For all the naysayers on an English franchise, are you guys and girls really going to cry over the loss of the Jacksonville Jaguars, in terms of risk assessment, this is about as low as it gets. Let’s face it, the NFL will follow the dollar signs, which certainly lead to anywhere other than Jacksonville.

The Jaguars currently compete in one of the smallest media markets. What compounds the torturous existence of this football team is excruciating play on the field, its ongoing arguments with “top” players and just its tired nature in general.

With struggles on the field only exceeded by difficulties selling tickets, the upper deck of EverBank Field is typically only occupied by tarps. The franchise was sold by Wayne Weaver in 2011 to Shahid Khan for the head scratching sum of $760 million and anyone who believes that the future of this franchise is in Jacksonville is insane.

Khan denies plans to move anywhere but the Jaguars have agreed to participate 4 times in the NFL's annual London game, it really doesn’t take a conspiracy theory genius to write this script.

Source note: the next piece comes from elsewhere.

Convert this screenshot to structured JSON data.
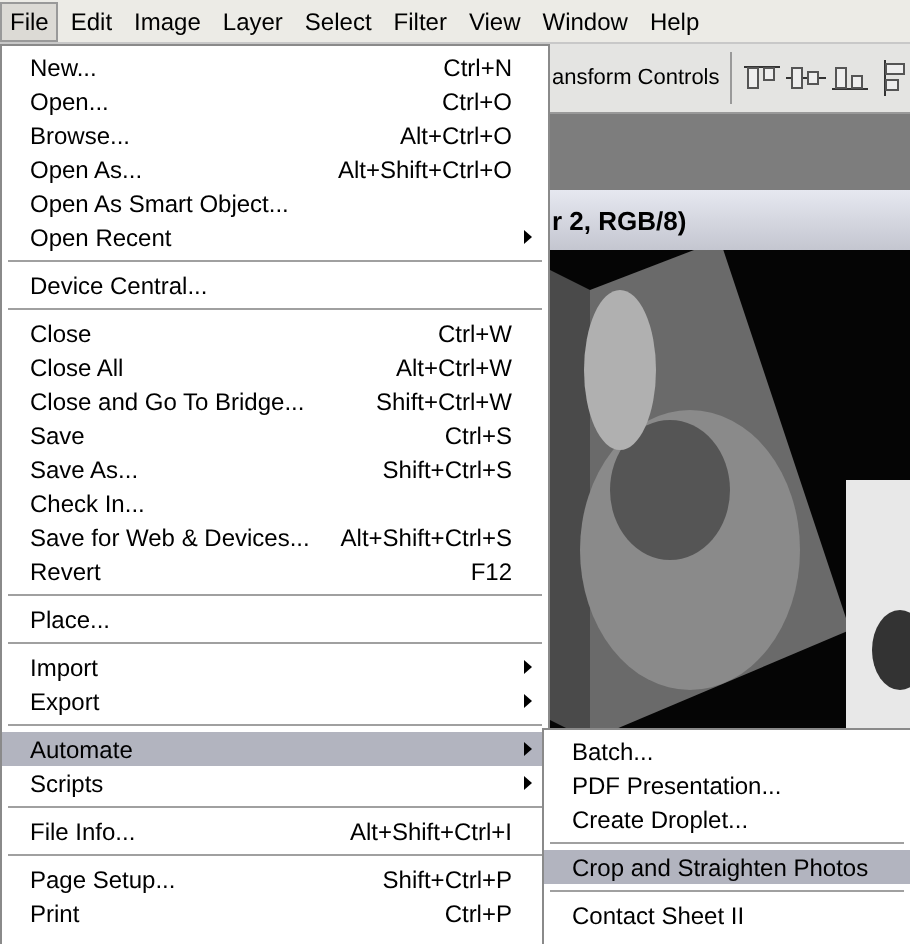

Attempt to grow a following, get players accustomed to the idea of moving to England, attempt to improve your on the field product, and be prepared to drop your ridiculous name and this franchise becomes the most viable for a move to England in the near future.